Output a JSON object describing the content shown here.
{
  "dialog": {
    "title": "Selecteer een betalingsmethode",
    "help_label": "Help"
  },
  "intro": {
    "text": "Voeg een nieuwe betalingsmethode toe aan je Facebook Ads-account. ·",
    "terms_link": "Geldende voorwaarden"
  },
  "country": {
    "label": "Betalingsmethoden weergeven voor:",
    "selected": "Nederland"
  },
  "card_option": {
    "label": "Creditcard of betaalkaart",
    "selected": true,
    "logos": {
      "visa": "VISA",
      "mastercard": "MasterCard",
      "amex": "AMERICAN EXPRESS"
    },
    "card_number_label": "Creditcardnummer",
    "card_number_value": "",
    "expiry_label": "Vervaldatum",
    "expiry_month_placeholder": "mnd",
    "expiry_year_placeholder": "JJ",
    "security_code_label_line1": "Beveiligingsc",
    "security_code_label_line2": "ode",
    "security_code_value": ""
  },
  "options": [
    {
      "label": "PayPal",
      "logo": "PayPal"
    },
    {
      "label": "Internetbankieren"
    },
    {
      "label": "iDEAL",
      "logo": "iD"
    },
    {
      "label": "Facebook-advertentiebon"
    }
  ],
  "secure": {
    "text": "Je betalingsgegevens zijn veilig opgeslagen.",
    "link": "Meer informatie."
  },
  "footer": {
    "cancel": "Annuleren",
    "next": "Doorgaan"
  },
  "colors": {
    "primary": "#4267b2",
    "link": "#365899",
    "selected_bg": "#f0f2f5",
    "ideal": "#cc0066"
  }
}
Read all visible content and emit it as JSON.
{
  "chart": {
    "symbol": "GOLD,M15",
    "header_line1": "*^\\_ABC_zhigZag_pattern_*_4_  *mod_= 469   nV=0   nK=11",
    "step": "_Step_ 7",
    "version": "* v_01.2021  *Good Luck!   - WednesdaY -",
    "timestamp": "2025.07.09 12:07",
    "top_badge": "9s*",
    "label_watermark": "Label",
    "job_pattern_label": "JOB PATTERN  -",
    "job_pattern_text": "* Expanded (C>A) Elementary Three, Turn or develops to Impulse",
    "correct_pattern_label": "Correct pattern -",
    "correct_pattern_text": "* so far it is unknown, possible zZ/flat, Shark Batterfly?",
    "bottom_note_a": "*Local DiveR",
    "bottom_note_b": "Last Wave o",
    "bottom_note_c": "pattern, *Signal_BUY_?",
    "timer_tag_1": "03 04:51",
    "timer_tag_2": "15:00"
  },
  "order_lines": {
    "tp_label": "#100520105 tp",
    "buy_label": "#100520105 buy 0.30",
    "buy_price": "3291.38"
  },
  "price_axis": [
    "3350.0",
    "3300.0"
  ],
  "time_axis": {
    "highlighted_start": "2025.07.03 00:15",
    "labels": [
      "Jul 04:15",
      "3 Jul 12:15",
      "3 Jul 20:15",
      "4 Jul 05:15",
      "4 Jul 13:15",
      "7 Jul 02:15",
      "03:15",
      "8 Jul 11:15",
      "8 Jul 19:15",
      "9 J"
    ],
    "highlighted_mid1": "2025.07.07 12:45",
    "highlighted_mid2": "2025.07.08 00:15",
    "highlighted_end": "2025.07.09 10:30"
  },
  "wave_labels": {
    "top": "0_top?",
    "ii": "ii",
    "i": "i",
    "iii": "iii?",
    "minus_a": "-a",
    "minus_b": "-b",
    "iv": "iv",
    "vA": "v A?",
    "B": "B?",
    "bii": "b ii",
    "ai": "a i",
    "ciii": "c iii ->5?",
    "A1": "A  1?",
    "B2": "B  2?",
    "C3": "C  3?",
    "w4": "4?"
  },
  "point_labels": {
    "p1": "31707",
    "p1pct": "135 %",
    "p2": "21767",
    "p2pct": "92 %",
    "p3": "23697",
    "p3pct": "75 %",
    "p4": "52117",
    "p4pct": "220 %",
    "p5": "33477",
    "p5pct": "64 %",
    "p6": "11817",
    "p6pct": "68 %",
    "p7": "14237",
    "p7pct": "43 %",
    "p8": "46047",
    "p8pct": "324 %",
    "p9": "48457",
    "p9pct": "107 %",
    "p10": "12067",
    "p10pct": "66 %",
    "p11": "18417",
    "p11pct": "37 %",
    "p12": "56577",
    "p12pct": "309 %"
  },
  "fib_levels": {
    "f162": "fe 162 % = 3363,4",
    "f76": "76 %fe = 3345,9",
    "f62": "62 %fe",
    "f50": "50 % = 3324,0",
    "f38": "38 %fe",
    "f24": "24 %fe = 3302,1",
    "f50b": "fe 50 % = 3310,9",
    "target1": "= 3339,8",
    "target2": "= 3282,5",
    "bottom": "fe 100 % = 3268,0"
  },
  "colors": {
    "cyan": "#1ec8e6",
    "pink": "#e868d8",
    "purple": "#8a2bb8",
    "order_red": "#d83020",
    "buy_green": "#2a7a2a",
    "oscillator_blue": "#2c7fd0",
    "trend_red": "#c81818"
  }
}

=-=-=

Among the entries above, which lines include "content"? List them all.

Output a JSON object describing the content shown here.
Read all visible content and emit it as JSON.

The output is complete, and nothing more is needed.